# What the task asks:
For this exercise, print all of the entries exactly as given.

Source records:

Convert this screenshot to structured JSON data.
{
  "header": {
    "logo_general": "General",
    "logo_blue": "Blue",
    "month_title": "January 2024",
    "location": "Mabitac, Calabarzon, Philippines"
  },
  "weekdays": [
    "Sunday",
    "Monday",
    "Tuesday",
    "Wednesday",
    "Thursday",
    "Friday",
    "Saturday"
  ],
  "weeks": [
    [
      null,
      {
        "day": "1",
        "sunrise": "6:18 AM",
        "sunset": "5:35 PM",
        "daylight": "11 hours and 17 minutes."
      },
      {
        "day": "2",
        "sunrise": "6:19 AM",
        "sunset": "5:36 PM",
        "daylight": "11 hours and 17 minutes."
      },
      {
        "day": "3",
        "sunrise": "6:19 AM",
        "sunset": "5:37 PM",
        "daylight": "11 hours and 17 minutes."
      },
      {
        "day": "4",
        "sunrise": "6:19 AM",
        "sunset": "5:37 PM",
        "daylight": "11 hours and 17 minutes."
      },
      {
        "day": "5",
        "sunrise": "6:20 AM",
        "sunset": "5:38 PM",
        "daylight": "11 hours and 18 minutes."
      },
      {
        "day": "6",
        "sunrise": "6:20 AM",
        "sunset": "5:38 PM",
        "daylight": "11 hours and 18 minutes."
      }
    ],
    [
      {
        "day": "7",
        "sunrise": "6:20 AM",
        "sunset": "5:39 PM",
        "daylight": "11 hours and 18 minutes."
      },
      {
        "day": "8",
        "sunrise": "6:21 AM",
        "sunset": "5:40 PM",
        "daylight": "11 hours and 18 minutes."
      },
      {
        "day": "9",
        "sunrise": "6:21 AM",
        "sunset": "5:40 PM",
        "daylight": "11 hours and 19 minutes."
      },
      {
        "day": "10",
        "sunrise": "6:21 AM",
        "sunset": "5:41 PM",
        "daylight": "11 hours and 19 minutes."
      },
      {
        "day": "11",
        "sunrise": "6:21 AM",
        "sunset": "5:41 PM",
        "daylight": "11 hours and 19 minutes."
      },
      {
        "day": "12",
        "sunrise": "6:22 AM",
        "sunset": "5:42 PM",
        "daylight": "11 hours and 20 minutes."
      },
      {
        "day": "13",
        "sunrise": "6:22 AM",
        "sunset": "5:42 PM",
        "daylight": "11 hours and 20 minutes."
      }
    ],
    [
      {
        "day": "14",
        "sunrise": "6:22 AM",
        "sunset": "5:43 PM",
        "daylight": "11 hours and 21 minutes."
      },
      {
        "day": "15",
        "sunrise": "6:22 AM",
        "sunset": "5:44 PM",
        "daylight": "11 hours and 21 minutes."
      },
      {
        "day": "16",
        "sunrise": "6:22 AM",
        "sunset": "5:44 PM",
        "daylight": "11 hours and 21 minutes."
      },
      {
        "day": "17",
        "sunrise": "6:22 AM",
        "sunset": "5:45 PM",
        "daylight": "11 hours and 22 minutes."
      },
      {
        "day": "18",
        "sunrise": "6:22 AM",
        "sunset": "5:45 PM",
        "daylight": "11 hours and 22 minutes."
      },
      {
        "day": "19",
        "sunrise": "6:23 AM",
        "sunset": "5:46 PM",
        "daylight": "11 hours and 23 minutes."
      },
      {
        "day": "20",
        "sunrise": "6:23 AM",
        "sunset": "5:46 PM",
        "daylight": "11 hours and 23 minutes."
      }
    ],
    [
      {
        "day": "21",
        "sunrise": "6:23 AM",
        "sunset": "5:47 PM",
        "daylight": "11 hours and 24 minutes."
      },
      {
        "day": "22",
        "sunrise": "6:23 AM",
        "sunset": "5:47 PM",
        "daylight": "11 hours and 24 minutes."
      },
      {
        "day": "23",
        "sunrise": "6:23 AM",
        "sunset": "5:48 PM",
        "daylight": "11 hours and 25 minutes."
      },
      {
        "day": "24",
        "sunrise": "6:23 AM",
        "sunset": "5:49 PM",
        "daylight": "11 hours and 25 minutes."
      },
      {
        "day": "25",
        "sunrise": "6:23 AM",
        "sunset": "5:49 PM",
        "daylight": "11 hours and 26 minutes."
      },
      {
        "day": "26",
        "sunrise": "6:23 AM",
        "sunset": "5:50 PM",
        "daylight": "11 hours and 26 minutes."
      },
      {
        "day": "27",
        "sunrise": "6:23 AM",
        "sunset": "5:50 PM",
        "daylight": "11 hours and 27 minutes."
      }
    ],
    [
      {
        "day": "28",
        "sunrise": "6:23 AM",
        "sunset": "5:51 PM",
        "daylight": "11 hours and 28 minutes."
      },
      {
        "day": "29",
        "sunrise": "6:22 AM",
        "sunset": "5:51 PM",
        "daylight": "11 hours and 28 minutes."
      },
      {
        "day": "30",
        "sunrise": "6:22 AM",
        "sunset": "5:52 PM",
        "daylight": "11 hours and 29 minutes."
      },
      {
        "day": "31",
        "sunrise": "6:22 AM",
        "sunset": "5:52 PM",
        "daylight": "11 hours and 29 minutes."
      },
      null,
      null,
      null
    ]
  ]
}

# Exercise solution:
Convert this screenshot to structured JSON data.
{
  "header": {
    "logo_general": "General",
    "logo_blue": "Blue",
    "month_title": "January 2024",
    "location": "Mabitac, Calabarzon, Philippines"
  },
  "weekdays": [
    "Sunday",
    "Monday",
    "Tuesday",
    "Wednesday",
    "Thursday",
    "Friday",
    "Saturday"
  ],
  "weeks": [
    [
      null,
      {
        "day": "1",
        "sunrise": "6:18 AM",
        "sunset": "5:35 PM",
        "daylight": "11 hours and 17 minutes."
      },
      {
        "day": "2",
        "sunrise": "6:19 AM",
        "sunset": "5:36 PM",
        "daylight": "11 hours and 17 minutes."
      },
      {
        "day": "3",
        "sunrise": "6:19 AM",
        "sunset": "5:37 PM",
        "daylight": "11 hours and 17 minutes."
      },
      {
        "day": "4",
        "sunrise": "6:19 AM",
        "sunset": "5:37 PM",
        "daylight": "11 hours and 17 minutes."
      },
      {
        "day": "5",
        "sunrise": "6:20 AM",
        "sunset": "5:38 PM",
        "daylight": "11 hours and 18 minutes."
      },
      {
        "day": "6",
        "sunrise": "6:20 AM",
        "sunset": "5:38 PM",
        "daylight": "11 hours and 18 minutes."
      }
    ],
    [
      {
        "day": "7",
        "sunrise": "6:20 AM",
        "sunset": "5:39 PM",
        "daylight": "11 hours and 18 minutes."
      },
      {
        "day": "8",
        "sunrise": "6:21 AM",
        "sunset": "5:40 PM",
        "daylight": "11 hours and 18 minutes."
      },
      {
        "day": "9",
        "sunrise": "6:21 AM",
        "sunset": "5:40 PM",
        "daylight": "11 hours and 19 minutes."
      },
      {
        "day": "10",
        "sunrise": "6:21 AM",
        "sunset": "5:41 PM",
        "daylight": "11 hours and 19 minutes."
      },
      {
        "day": "11",
        "sunrise": "6:21 AM",
        "sunset": "5:41 PM",
        "daylight": "11 hours and 19 minutes."
      },
      {
        "day": "12",
        "sunrise": "6:22 AM",
        "sunset": "5:42 PM",
        "daylight": "11 hours and 20 minutes."
      },
      {
        "day": "13",
        "sunrise": "6:22 AM",
        "sunset": "5:42 PM",
        "daylight": "11 hours and 20 minutes."
      }
    ],
    [
      {
        "day": "14",
        "sunrise": "6:22 AM",
        "sunset": "5:43 PM",
        "daylight": "11 hours and 21 minutes."
      },
      {
        "day": "15",
        "sunrise": "6:22 AM",
        "sunset": "5:44 PM",
        "daylight": "11 hours and 21 minutes."
      },
      {
        "day": "16",
        "sunrise": "6:22 AM",
        "sunset": "5:44 PM",
        "daylight": "11 hours and 21 minutes."
      },
      {
        "day": "17",
        "sunrise": "6:22 AM",
        "sunset": "5:45 PM",
        "daylight": "11 hours and 22 minutes."
      },
      {
        "day": "18",
        "sunrise": "6:22 AM",
        "sunset": "5:45 PM",
        "daylight": "11 hours and 22 minutes."
      },
      {
        "day": "19",
        "sunrise": "6:23 AM",
        "sunset": "5:46 PM",
        "daylight": "11 hours and 23 minutes."
      },
      {
        "day": "20",
        "sunrise": "6:23 AM",
        "sunset": "5:46 PM",
        "daylight": "11 hours and 23 minutes."
      }
    ],
    [
      {
        "day": "21",
        "sunrise": "6:23 AM",
        "sunset": "5:47 PM",
        "daylight": "11 hours and 24 minutes."
      },
      {
        "day": "22",
        "sunrise": "6:23 AM",
        "sunset": "5:47 PM",
        "daylight": "11 hours and 24 minutes."
      },
      {
        "day": "23",
        "sunrise": "6:23 AM",
        "sunset": "5:48 PM",
        "daylight": "11 hours and 25 minutes."
      },
      {
        "day": "24",
        "sunrise": "6:23 AM",
        "sunset": "5:49 PM",
        "daylight": "11 hours and 25 minutes."
      },
      {
        "day": "25",
        "sunrise": "6:23 AM",
        "sunset": "5:49 PM",
        "daylight": "11 hours and 26 minutes."
      },
      {
        "day": "26",
        "sunrise": "6:23 AM",
        "sunset": "5:50 PM",
        "daylight": "11 hours and 26 minutes."
      },
      {
        "day": "27",
        "sunrise": "6:23 AM",
        "sunset": "5:50 PM",
        "daylight": "11 hours and 27 minutes."
      }
    ],
    [
      {
        "day": "28",
        "sunrise": "6:23 AM",
        "sunset": "5:51 PM",
        "daylight": "11 hours and 28 minutes."
      },
      {
        "day": "29",
        "sunrise": "6:22 AM",
        "sunset": "5:51 PM",
        "daylight": "11 hours and 28 minutes."
      },
      {
        "day": "30",
        "sunrise": "6:22 AM",
        "sunset": "5:52 PM",
        "daylight": "11 hours and 29 minutes."
      },
      {
        "day": "31",
        "sunrise": "6:22 AM",
        "sunset": "5:52 PM",
        "daylight": "11 hours and 29 minutes."
      },
      null,
      null,
      null
    ]
  ]
}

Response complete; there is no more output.